Start of Block

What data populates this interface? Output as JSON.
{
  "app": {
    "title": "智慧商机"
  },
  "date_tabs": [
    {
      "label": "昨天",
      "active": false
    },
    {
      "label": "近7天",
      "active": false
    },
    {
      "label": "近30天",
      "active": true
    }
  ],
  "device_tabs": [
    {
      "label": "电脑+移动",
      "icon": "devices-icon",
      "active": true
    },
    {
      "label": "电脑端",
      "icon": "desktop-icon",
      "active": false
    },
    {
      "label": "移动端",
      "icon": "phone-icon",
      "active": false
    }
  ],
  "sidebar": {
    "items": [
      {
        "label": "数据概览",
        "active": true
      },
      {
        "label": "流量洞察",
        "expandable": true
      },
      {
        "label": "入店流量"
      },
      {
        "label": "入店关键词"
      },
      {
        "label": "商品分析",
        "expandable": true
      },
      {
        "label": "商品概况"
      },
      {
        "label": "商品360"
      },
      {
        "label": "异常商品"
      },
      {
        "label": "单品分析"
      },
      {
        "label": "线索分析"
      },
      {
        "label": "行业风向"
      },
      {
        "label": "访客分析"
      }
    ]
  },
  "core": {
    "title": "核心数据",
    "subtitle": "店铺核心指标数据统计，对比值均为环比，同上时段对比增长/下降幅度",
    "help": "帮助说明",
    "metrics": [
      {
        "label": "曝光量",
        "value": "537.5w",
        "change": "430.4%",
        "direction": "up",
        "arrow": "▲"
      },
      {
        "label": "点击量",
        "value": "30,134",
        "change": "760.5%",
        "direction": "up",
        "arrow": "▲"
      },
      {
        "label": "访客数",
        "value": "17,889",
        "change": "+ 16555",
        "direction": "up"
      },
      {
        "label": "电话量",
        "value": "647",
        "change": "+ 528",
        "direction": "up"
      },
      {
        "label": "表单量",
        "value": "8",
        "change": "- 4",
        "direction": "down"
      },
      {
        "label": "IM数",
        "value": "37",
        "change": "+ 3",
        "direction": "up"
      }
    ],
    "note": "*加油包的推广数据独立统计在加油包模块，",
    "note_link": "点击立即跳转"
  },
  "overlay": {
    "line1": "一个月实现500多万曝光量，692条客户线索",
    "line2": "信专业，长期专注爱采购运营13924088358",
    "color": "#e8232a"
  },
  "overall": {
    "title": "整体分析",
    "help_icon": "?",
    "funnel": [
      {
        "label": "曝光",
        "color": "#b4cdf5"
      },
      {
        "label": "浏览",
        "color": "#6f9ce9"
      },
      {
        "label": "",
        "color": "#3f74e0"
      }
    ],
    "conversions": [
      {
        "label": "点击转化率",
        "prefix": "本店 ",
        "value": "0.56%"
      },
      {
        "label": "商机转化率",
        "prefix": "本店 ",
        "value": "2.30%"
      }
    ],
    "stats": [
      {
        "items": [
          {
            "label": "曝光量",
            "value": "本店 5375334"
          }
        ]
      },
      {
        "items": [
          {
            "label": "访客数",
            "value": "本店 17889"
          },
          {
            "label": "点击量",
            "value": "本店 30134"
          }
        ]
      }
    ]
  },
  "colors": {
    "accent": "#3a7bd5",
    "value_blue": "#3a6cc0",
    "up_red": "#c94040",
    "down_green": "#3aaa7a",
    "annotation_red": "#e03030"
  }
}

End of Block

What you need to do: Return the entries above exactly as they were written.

Written response:
What data populates this interface? Output as JSON.
{
  "app": {
    "title": "智慧商机"
  },
  "date_tabs": [
    {
      "label": "昨天",
      "active": false
    },
    {
      "label": "近7天",
      "active": false
    },
    {
      "label": "近30天",
      "active": true
    }
  ],
  "device_tabs": [
    {
      "label": "电脑+移动",
      "icon": "devices-icon",
      "active": true
    },
    {
      "label": "电脑端",
      "icon": "desktop-icon",
      "active": false
    },
    {
      "label": "移动端",
      "icon": "phone-icon",
      "active": false
    }
  ],
  "sidebar": {
    "items": [
      {
        "label": "数据概览",
        "active": true
      },
      {
        "label": "流量洞察",
        "expandable": true
      },
      {
        "label": "入店流量"
      },
      {
        "label": "入店关键词"
      },
      {
        "label": "商品分析",
        "expandable": true
      },
      {
        "label": "商品概况"
      },
      {
        "label": "商品360"
      },
      {
        "label": "异常商品"
      },
      {
        "label": "单品分析"
      },
      {
        "label": "线索分析"
      },
      {
        "label": "行业风向"
      },
      {
        "label": "访客分析"
      }
    ]
  },
  "core": {
    "title": "核心数据",
    "subtitle": "店铺核心指标数据统计，对比值均为环比，同上时段对比增长/下降幅度",
    "help": "帮助说明",
    "metrics": [
      {
        "label": "曝光量",
        "value": "537.5w",
        "change": "430.4%",
        "direction": "up",
        "arrow": "▲"
      },
      {
        "label": "点击量",
        "value": "30,134",
        "change": "760.5%",
        "direction": "up",
        "arrow": "▲"
      },
      {
        "label": "访客数",
        "value": "17,889",
        "change": "+ 16555",
        "direction": "up"
      },
      {
        "label": "电话量",
        "value": "647",
        "change": "+ 528",
        "direction": "up"
      },
      {
        "label": "表单量",
        "value": "8",
        "change": "- 4",
        "direction": "down"
      },
      {
        "label": "IM数",
        "value": "37",
        "change": "+ 3",
        "direction": "up"
      }
    ],
    "note": "*加油包的推广数据独立统计在加油包模块，",
    "note_link": "点击立即跳转"
  },
  "overlay": {
    "line1": "一个月实现500多万曝光量，692条客户线索",
    "line2": "信专业，长期专注爱采购运营13924088358",
    "color": "#e8232a"
  },
  "overall": {
    "title": "整体分析",
    "help_icon": "?",
    "funnel": [
      {
        "label": "曝光",
        "color": "#b4cdf5"
      },
      {
        "label": "浏览",
        "color": "#6f9ce9"
      },
      {
        "label": "",
        "color": "#3f74e0"
      }
    ],
    "conversions": [
      {
        "label": "点击转化率",
        "prefix": "本店 ",
        "value": "0.56%"
      },
      {
        "label": "商机转化率",
        "prefix": "本店 ",
        "value": "2.30%"
      }
    ],
    "stats": [
      {
        "items": [
          {
            "label": "曝光量",
            "value": "本店 5375334"
          }
        ]
      },
      {
        "items": [
          {
            "label": "访客数",
            "value": "本店 17889"
          },
          {
            "label": "点击量",
            "value": "本店 30134"
          }
        ]
      }
    ]
  },
  "colors": {
    "accent": "#3a7bd5",
    "value_blue": "#3a6cc0",
    "up_red": "#c94040",
    "down_green": "#3aaa7a",
    "annotation_red": "#e03030"
  }
}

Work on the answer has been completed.